- Task to carry out
Copy each entry precisely as written, and do not carry over the pictures.

[Raw data Boundary: Start]

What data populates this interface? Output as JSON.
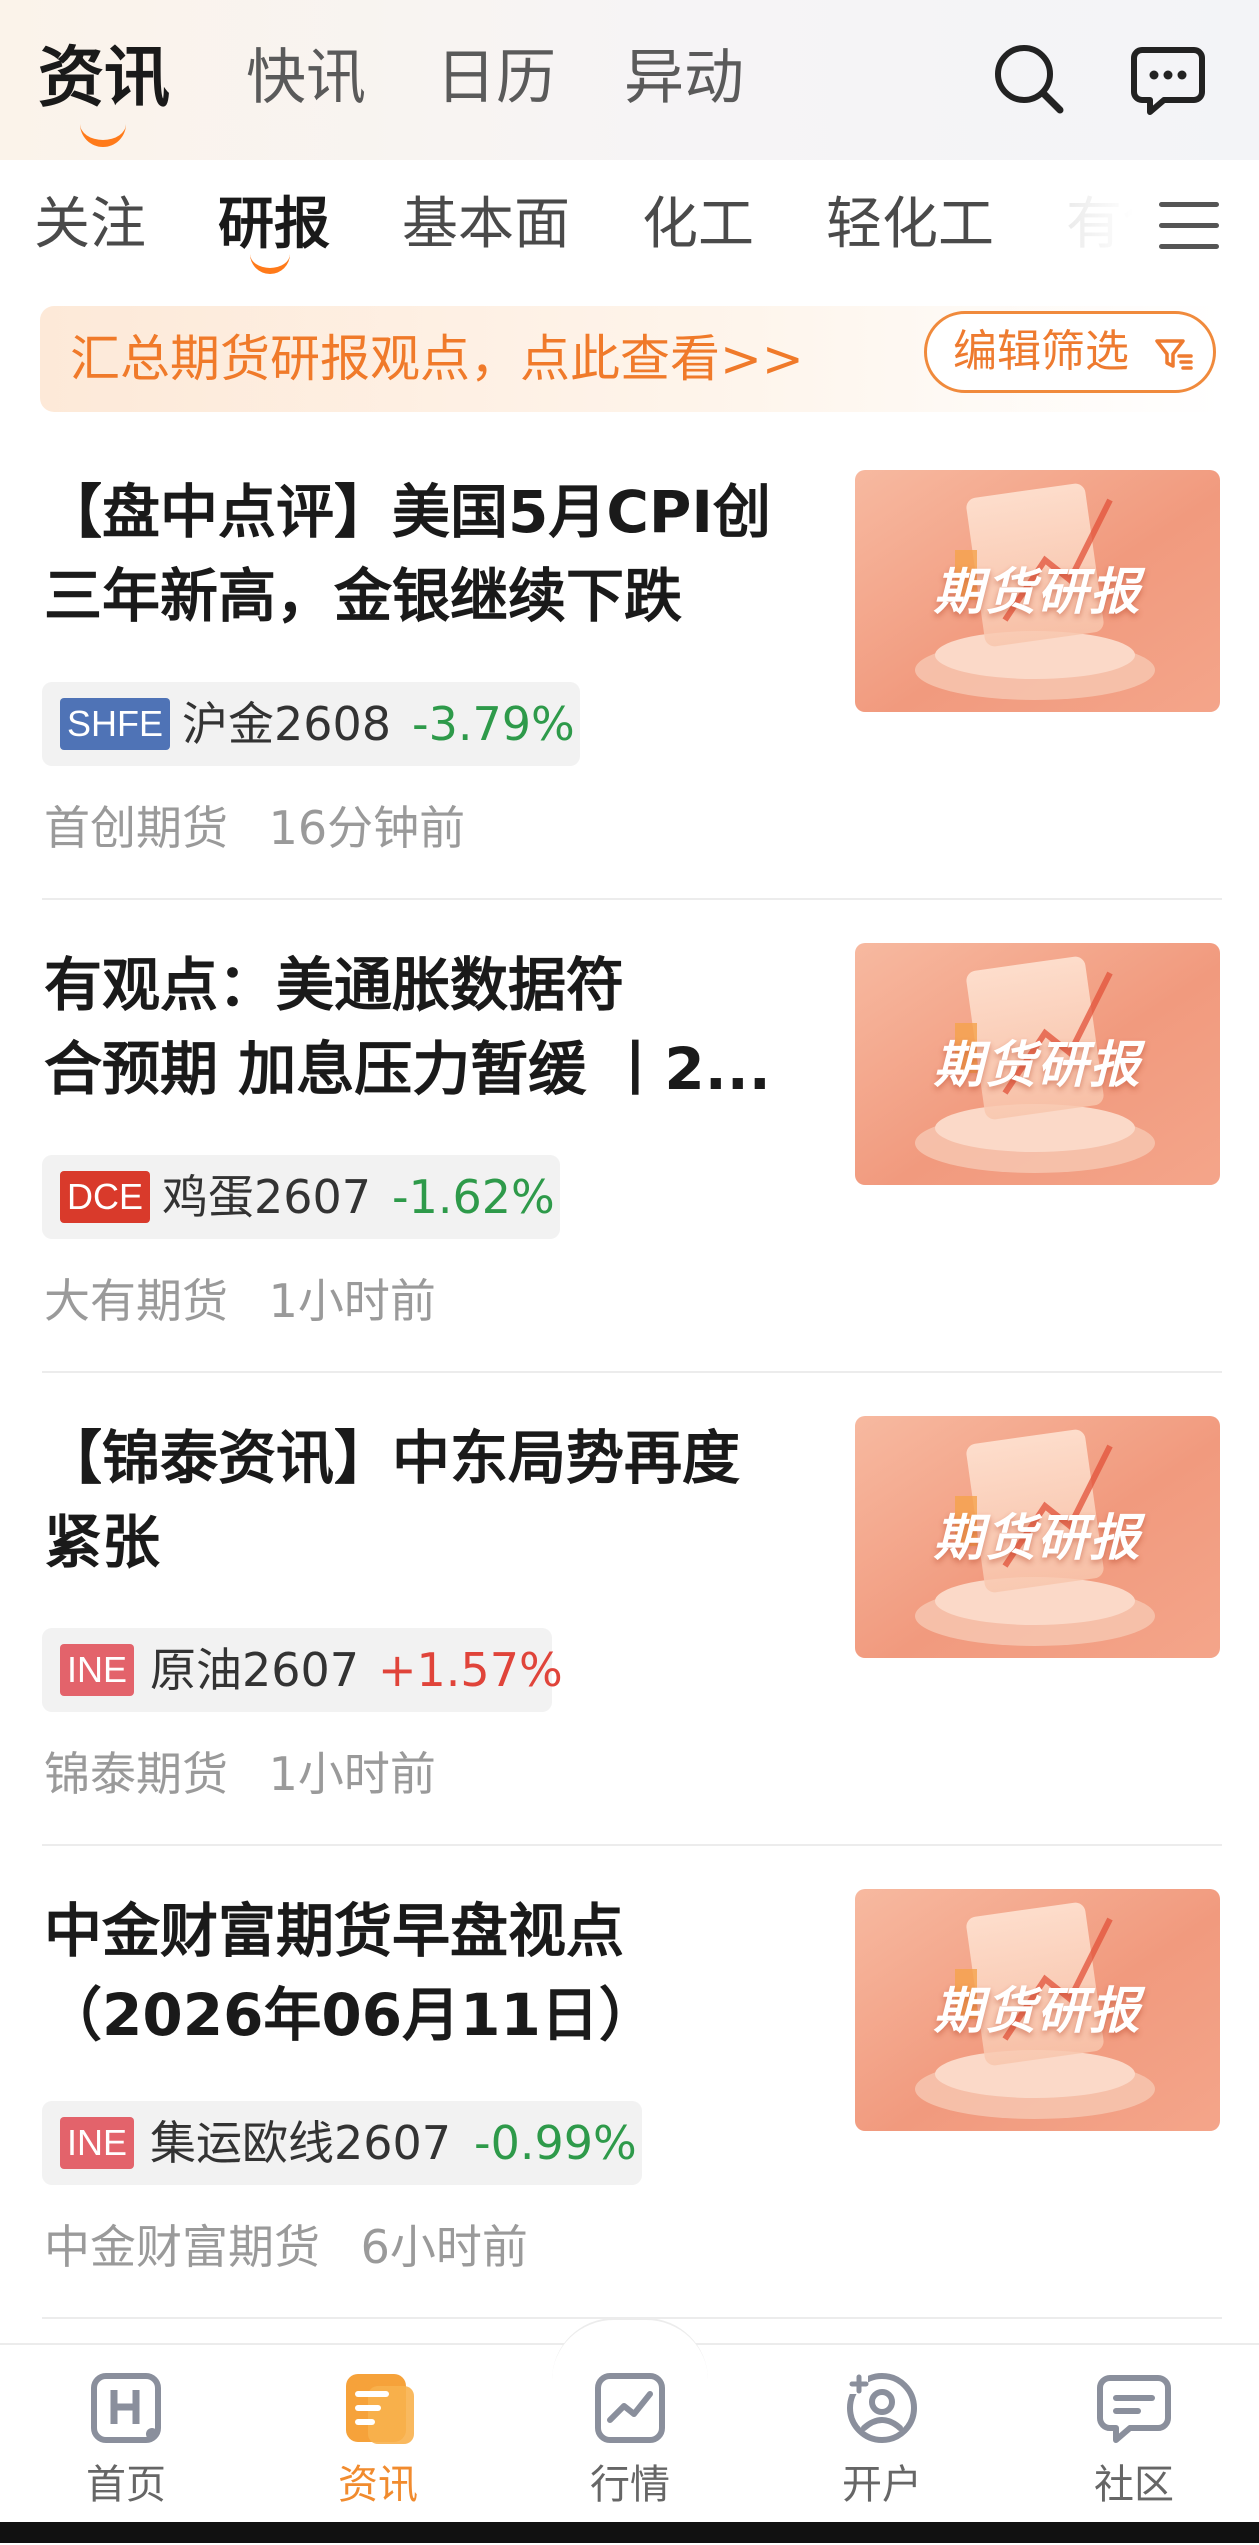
{
  "top_tabs": [
    {
      "label": "资讯",
      "active": true
    },
    {
      "label": "快讯",
      "active": false
    },
    {
      "label": "日历",
      "active": false
    },
    {
      "label": "异动",
      "active": false
    }
  ],
  "sub_tabs": [
    {
      "label": "关注",
      "active": false
    },
    {
      "label": "研报",
      "active": true
    },
    {
      "label": "基本面",
      "active": false
    },
    {
      "label": "化工",
      "active": false
    },
    {
      "label": "轻化工",
      "active": false
    },
    {
      "label": "有色",
      "active": false
    }
  ],
  "banner": {
    "text": "汇总期货研报观点，点此查看>>",
    "filter_label": "编辑筛选"
  },
  "thumbnail_label": "期货研报",
  "articles": [
    {
      "title_line1": "【盘中点评】美国5月CPI创",
      "title_line2": "三年新高，金银继续下跌",
      "exchange": "SHFE",
      "contract": "沪金2608",
      "change": "-3.79%",
      "source": "首创期货",
      "time": "16分钟前"
    },
    {
      "title_line1": "有观点：美通胀数据符",
      "title_line2": "合预期 加息压力暂缓 丨2...",
      "exchange": "DCE",
      "contract": "鸡蛋2607",
      "change": "-1.62%",
      "source": "大有期货",
      "time": "1小时前"
    },
    {
      "title_line1": "【锦泰资讯】中东局势再度",
      "title_line2": "紧张",
      "exchange": "INE",
      "contract": "原油2607",
      "change": "+1.57%",
      "source": "锦泰期货",
      "time": "1小时前"
    },
    {
      "title_line1": "中金财富期货早盘视点",
      "title_line2": "（2026年06月11日）",
      "exchange": "INE",
      "contract": "集运欧线2607",
      "change": "-0.99%",
      "source": "中金财富期货",
      "time": "6小时前"
    }
  ],
  "bottom_nav": [
    {
      "label": "首页",
      "icon": "home-h-icon",
      "active": false
    },
    {
      "label": "资讯",
      "icon": "news-icon",
      "active": true
    },
    {
      "label": "行情",
      "icon": "market-chart-icon",
      "active": false
    },
    {
      "label": "开户",
      "icon": "open-account-icon",
      "active": false
    },
    {
      "label": "社区",
      "icon": "community-chat-icon",
      "active": false
    }
  ],
  "colors": {
    "accent": "#f18b2e",
    "down": "#2e9a4a",
    "up": "#e0443a",
    "shfe": "#4f73b6",
    "dce": "#d93a2b",
    "ine": "#e3636b"
  }
}
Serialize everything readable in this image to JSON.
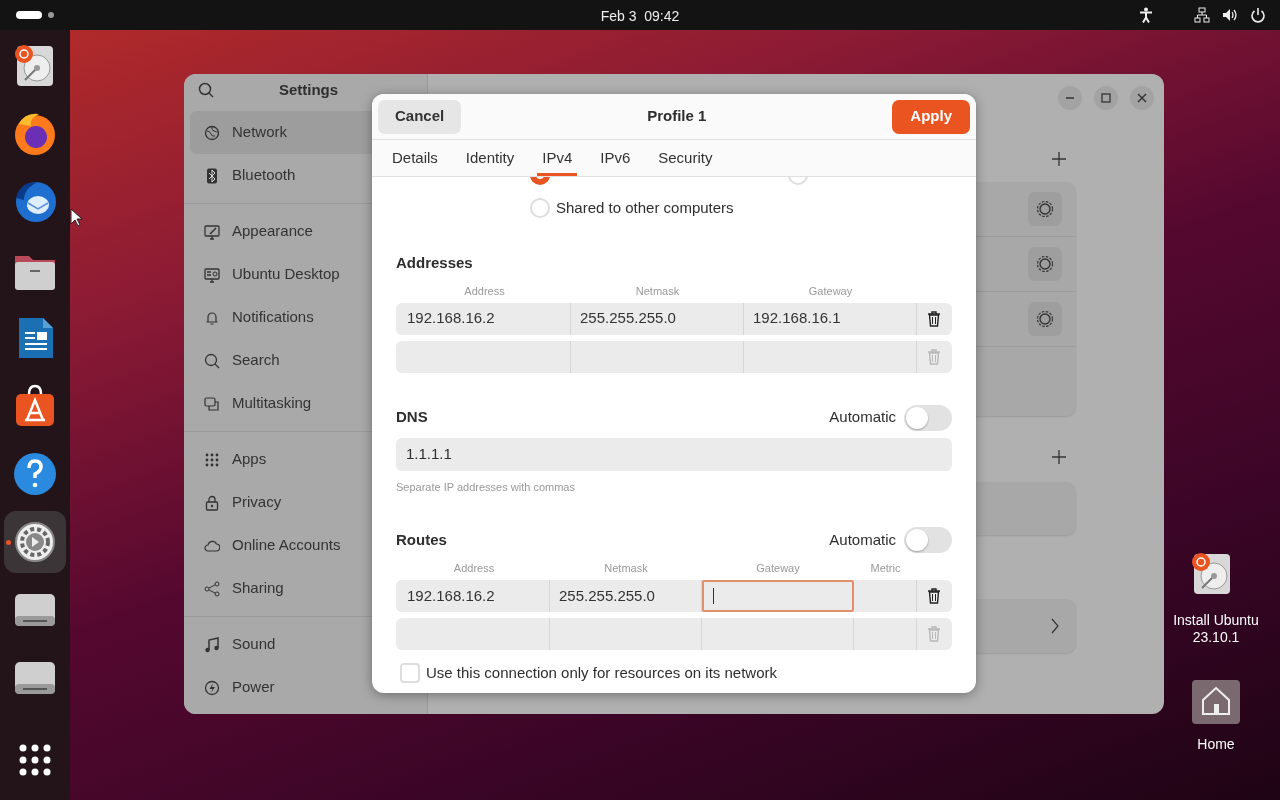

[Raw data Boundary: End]

- Exercise solution
What data populates this interface? Output as JSON.
{
  "top_tabs": [
    {
      "label": "资讯",
      "active": true
    },
    {
      "label": "快讯",
      "active": false
    },
    {
      "label": "日历",
      "active": false
    },
    {
      "label": "异动",
      "active": false
    }
  ],
  "sub_tabs": [
    {
      "label": "关注",
      "active": false
    },
    {
      "label": "研报",
      "active": true
    },
    {
      "label": "基本面",
      "active": false
    },
    {
      "label": "化工",
      "active": false
    },
    {
      "label": "轻化工",
      "active": false
    },
    {
      "label": "有色",
      "active": false
    }
  ],
  "banner": {
    "text": "汇总期货研报观点，点此查看>>",
    "filter_label": "编辑筛选"
  },
  "thumbnail_label": "期货研报",
  "articles": [
    {
      "title_line1": "【盘中点评】美国5月CPI创",
      "title_line2": "三年新高，金银继续下跌",
      "exchange": "SHFE",
      "contract": "沪金2608",
      "change": "-3.79%",
      "source": "首创期货",
      "time": "16分钟前"
    },
    {
      "title_line1": "有观点：美通胀数据符",
      "title_line2": "合预期 加息压力暂缓 丨2...",
      "exchange": "DCE",
      "contract": "鸡蛋2607",
      "change": "-1.62%",
      "source": "大有期货",
      "time": "1小时前"
    },
    {
      "title_line1": "【锦泰资讯】中东局势再度",
      "title_line2": "紧张",
      "exchange": "INE",
      "contract": "原油2607",
      "change": "+1.57%",
      "source": "锦泰期货",
      "time": "1小时前"
    },
    {
      "title_line1": "中金财富期货早盘视点",
      "title_line2": "（2026年06月11日）",
      "exchange": "INE",
      "contract": "集运欧线2607",
      "change": "-0.99%",
      "source": "中金财富期货",
      "time": "6小时前"
    }
  ],
  "bottom_nav": [
    {
      "label": "首页",
      "icon": "home-h-icon",
      "active": false
    },
    {
      "label": "资讯",
      "icon": "news-icon",
      "active": true
    },
    {
      "label": "行情",
      "icon": "market-chart-icon",
      "active": false
    },
    {
      "label": "开户",
      "icon": "open-account-icon",
      "active": false
    },
    {
      "label": "社区",
      "icon": "community-chat-icon",
      "active": false
    }
  ],
  "colors": {
    "accent": "#f18b2e",
    "down": "#2e9a4a",
    "up": "#e0443a",
    "shfe": "#4f73b6",
    "dce": "#d93a2b",
    "ine": "#e3636b"
  }
}
Serialize everything readable in this image to JSON.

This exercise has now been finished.